## Provided data
---------------

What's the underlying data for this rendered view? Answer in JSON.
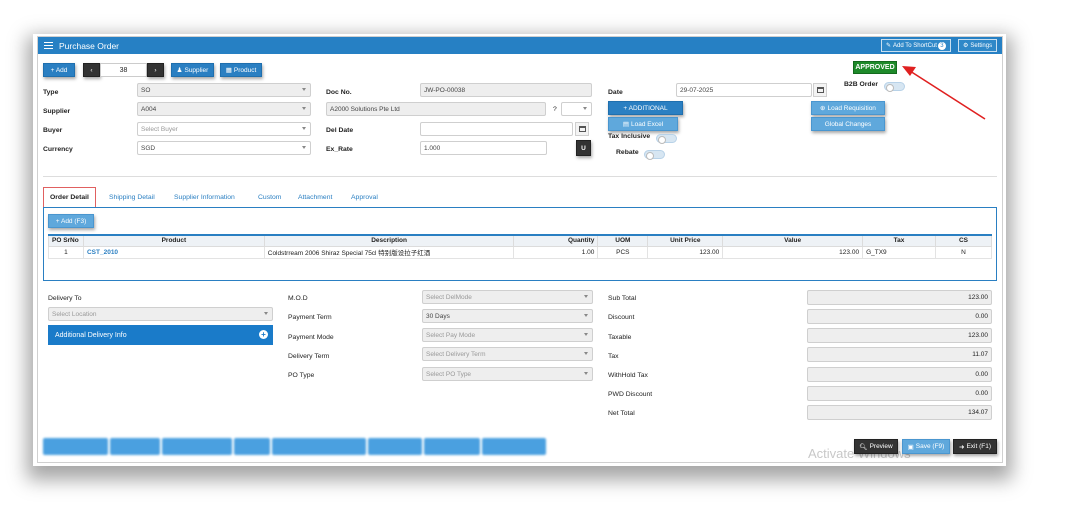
{
  "window": {
    "title": "Purchase Order",
    "add_to_shortcut": "Add To ShortCut",
    "shortcut_count": "3",
    "settings": "Settings"
  },
  "toolbar": {
    "add": "+ Add",
    "record_no": "38",
    "supplier": "Supplier",
    "product": "Product"
  },
  "status": "APPROVED",
  "form": {
    "type_label": "Type",
    "type_value": "SO",
    "supplier_label": "Supplier",
    "supplier_code": "A004",
    "supplier_name": "A2000 Solutions Pte Ltd",
    "supplier_q": "?",
    "buyer_label": "Buyer",
    "buyer_placeholder": "Select Buyer",
    "currency_label": "Currency",
    "currency_value": "SGD",
    "docno_label": "Doc No.",
    "docno_value": "JW-PO-00038",
    "deldate_label": "Del Date",
    "deldate_value": "",
    "exrate_label": "Ex_Rate",
    "exrate_value": "1.000",
    "exrate_btn": "U",
    "date_label": "Date",
    "date_value": "29-07-2025",
    "additional_btn": "+ ADDITIONAL",
    "load_excel_btn": "Load Excel",
    "tax_inclusive_label": "Tax Inclusive",
    "rebate_label": "Rebate",
    "b2b_label": "B2B Order",
    "load_requisition_btn": "Load Requisition",
    "global_changes_btn": "Global Changes"
  },
  "tabs": [
    "Order Detail",
    "Shipping Detail",
    "Supplier Information",
    "Custom",
    "Attachment",
    "Approval"
  ],
  "grid": {
    "add_btn": "+ Add (F3)",
    "columns": [
      "PO SrNo",
      "Product",
      "Description",
      "Quantity",
      "UOM",
      "Unit Price",
      "Value",
      "Tax",
      "CS"
    ],
    "rows": [
      [
        "1",
        "CST_2010",
        "Coldstrream 2006 Shiraz Special 75cl 特别版设拉子红酒",
        "1.00",
        "PCS",
        "123.00",
        "123.00",
        "G_TX9",
        "N"
      ]
    ]
  },
  "delivery": {
    "to_label": "Delivery To",
    "location_placeholder": "Select Location",
    "additional_info": "Additional Delivery Info"
  },
  "terms": {
    "mod_label": "M.O.D",
    "mod_placeholder": "Select DelMode",
    "payment_term_label": "Payment Term",
    "payment_term_value": "30 Days",
    "payment_mode_label": "Payment Mode",
    "payment_mode_placeholder": "Select Pay Mode",
    "delivery_term_label": "Delivery Term",
    "delivery_term_placeholder": "Select Delivery Term",
    "po_type_label": "PO Type",
    "po_type_placeholder": "Select PO Type"
  },
  "summary": [
    {
      "label": "Sub Total",
      "value": "123.00"
    },
    {
      "label": "Discount",
      "value": "0.00"
    },
    {
      "label": "Taxable",
      "value": "123.00"
    },
    {
      "label": "Tax",
      "value": "11.07"
    },
    {
      "label": "WithHold Tax",
      "value": "0.00"
    },
    {
      "label": "PWD Discount",
      "value": "0.00"
    },
    {
      "label": "Net Total",
      "value": "134.07"
    }
  ],
  "footer": {
    "preview": "Preview",
    "save": "Save (F9)",
    "exit": "Exit (F1)",
    "watermark": "Activate Windows"
  },
  "colors": {
    "accent": "#2a7fc2",
    "approved": "#1e8a2a",
    "arrow": "#e02020"
  }
}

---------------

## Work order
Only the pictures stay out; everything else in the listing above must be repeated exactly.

## Solution for this exercise
What's the underlying data for this rendered view? Answer in JSON.
{
  "window": {
    "title": "Purchase Order",
    "add_to_shortcut": "Add To ShortCut",
    "shortcut_count": "3",
    "settings": "Settings"
  },
  "toolbar": {
    "add": "+ Add",
    "record_no": "38",
    "supplier": "Supplier",
    "product": "Product"
  },
  "status": "APPROVED",
  "form": {
    "type_label": "Type",
    "type_value": "SO",
    "supplier_label": "Supplier",
    "supplier_code": "A004",
    "supplier_name": "A2000 Solutions Pte Ltd",
    "supplier_q": "?",
    "buyer_label": "Buyer",
    "buyer_placeholder": "Select Buyer",
    "currency_label": "Currency",
    "currency_value": "SGD",
    "docno_label": "Doc No.",
    "docno_value": "JW-PO-00038",
    "deldate_label": "Del Date",
    "deldate_value": "",
    "exrate_label": "Ex_Rate",
    "exrate_value": "1.000",
    "exrate_btn": "U",
    "date_label": "Date",
    "date_value": "29-07-2025",
    "additional_btn": "+ ADDITIONAL",
    "load_excel_btn": "Load Excel",
    "tax_inclusive_label": "Tax Inclusive",
    "rebate_label": "Rebate",
    "b2b_label": "B2B Order",
    "load_requisition_btn": "Load Requisition",
    "global_changes_btn": "Global Changes"
  },
  "tabs": [
    "Order Detail",
    "Shipping Detail",
    "Supplier Information",
    "Custom",
    "Attachment",
    "Approval"
  ],
  "grid": {
    "add_btn": "+ Add (F3)",
    "columns": [
      "PO SrNo",
      "Product",
      "Description",
      "Quantity",
      "UOM",
      "Unit Price",
      "Value",
      "Tax",
      "CS"
    ],
    "rows": [
      [
        "1",
        "CST_2010",
        "Coldstrream 2006 Shiraz Special 75cl 特别版设拉子红酒",
        "1.00",
        "PCS",
        "123.00",
        "123.00",
        "G_TX9",
        "N"
      ]
    ]
  },
  "delivery": {
    "to_label": "Delivery To",
    "location_placeholder": "Select Location",
    "additional_info": "Additional Delivery Info"
  },
  "terms": {
    "mod_label": "M.O.D",
    "mod_placeholder": "Select DelMode",
    "payment_term_label": "Payment Term",
    "payment_term_value": "30 Days",
    "payment_mode_label": "Payment Mode",
    "payment_mode_placeholder": "Select Pay Mode",
    "delivery_term_label": "Delivery Term",
    "delivery_term_placeholder": "Select Delivery Term",
    "po_type_label": "PO Type",
    "po_type_placeholder": "Select PO Type"
  },
  "summary": [
    {
      "label": "Sub Total",
      "value": "123.00"
    },
    {
      "label": "Discount",
      "value": "0.00"
    },
    {
      "label": "Taxable",
      "value": "123.00"
    },
    {
      "label": "Tax",
      "value": "11.07"
    },
    {
      "label": "WithHold Tax",
      "value": "0.00"
    },
    {
      "label": "PWD Discount",
      "value": "0.00"
    },
    {
      "label": "Net Total",
      "value": "134.07"
    }
  ],
  "footer": {
    "preview": "Preview",
    "save": "Save (F9)",
    "exit": "Exit (F1)",
    "watermark": "Activate Windows"
  },
  "colors": {
    "accent": "#2a7fc2",
    "approved": "#1e8a2a",
    "arrow": "#e02020"
  }
}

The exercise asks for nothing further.